Other indicators of the school’s corporate influence are abundant. Ted Hanlon—former board member and chair of Wascana Energy and Saskatchewan Oil Patch Hall of Fame member— donated $2 million to Edwards in 2008, founding the Hanlon Centre for International Business Studies.3 A $1 million donation from former Cameco CEO Jerry Grandey on behalf of Cameco Corporation underwrote the Grandey Leadership Initiative, providing scholarships for Edwards students.4 Daniel Halyk—CEO of Total Energy Services since 2002—is a member of the Dean’s Advisory Council at Edwards and sits on the Advisory Board of the University of Calgary School of Public Policy. Tracy Robinson, Vice-President Supply Chain at TransCanada Corporation, also sits on the Advisory Council, along with Alan Stewart Hanlon, president and CEO of Gibson Energy, and Tim Gitzel, president and CEO of Cameco.5
While the oil-influenced board of the Edwards School indicates its alignment with extractive interests, its “Dean’s Circle” further exemplifies a culture of corporate sponsorship, which has sparked community concern.6 Dean’s Circle membership is awarded only by invitation and for a fee—all members must commit to making large financial donations to the school in return for greater access to key decision-makers within the university.

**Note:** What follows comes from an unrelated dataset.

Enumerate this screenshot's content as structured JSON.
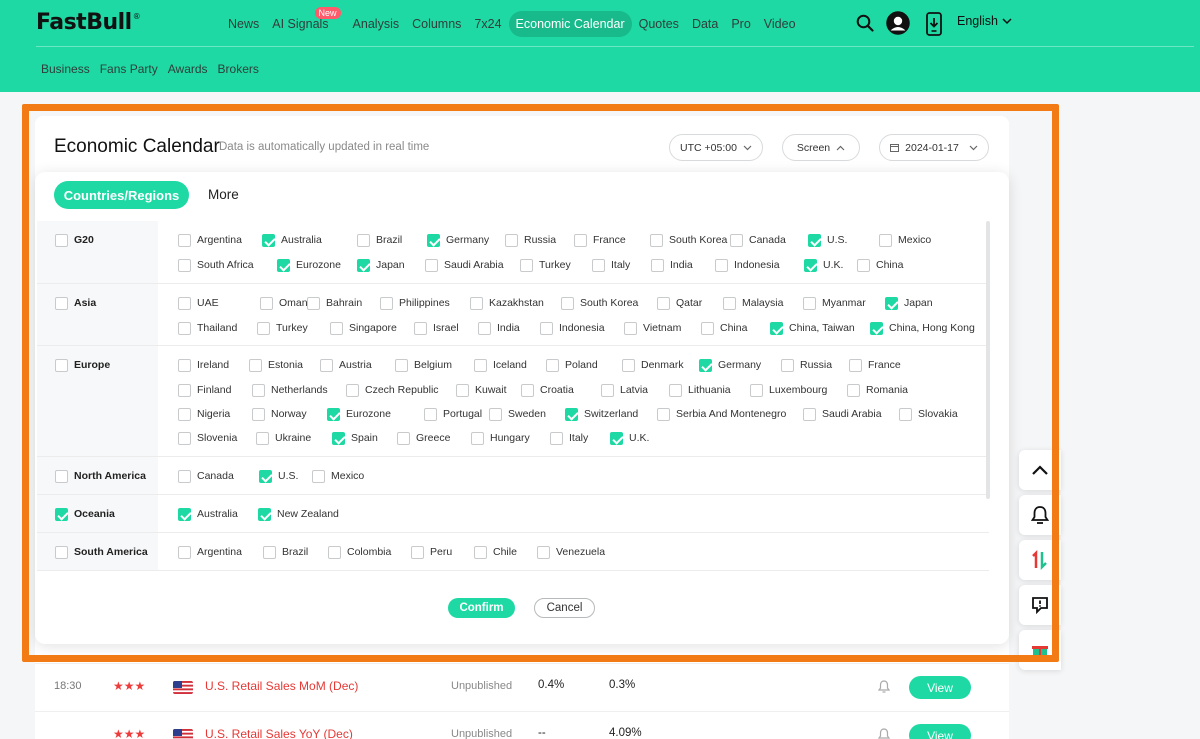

According to Daphne Taras, Dean’s Circle founder, “members have a true relationship with the Edwards School of Business,” adding that “we know our financial support is a wise investment in the future.”7 The Dean’s Circle includes James Estey, chairman of Prairie Sky Royalty and Gibson Energy, and Tracy Robinson from TransCanada Corporation; both are also Advisory Council members.8
Learn more about Edwards School of Business at LittleSis.org
The intent of the Corporate Mapping Project database is to engage Canadians in a conversation about the role of the fossil fuel sector in our democracy, by “mapping” how power and influence play out in the oil, gas and coal industries of BC, Alberta and Saskatchewan.
Edwards School of Business, “Edwards Dean’s Circle,” accessed April 14th, 2019, http://www.edwardsdeanscircle.ca/index.aspx. Particular concern has centred on the influence of uranium mining firm Cameco on the University of Saskatchewan. See for instance D’Arcy Hande, “Follow the Yellowcake Road: Nuclear Power, Tarsands Extraction, and the Co-option of the University of Saskatchewan,” Briarpatch, February 28, 2012 https://briarpatchmagazine.com/articles/view/follow-the-yellowcake-road.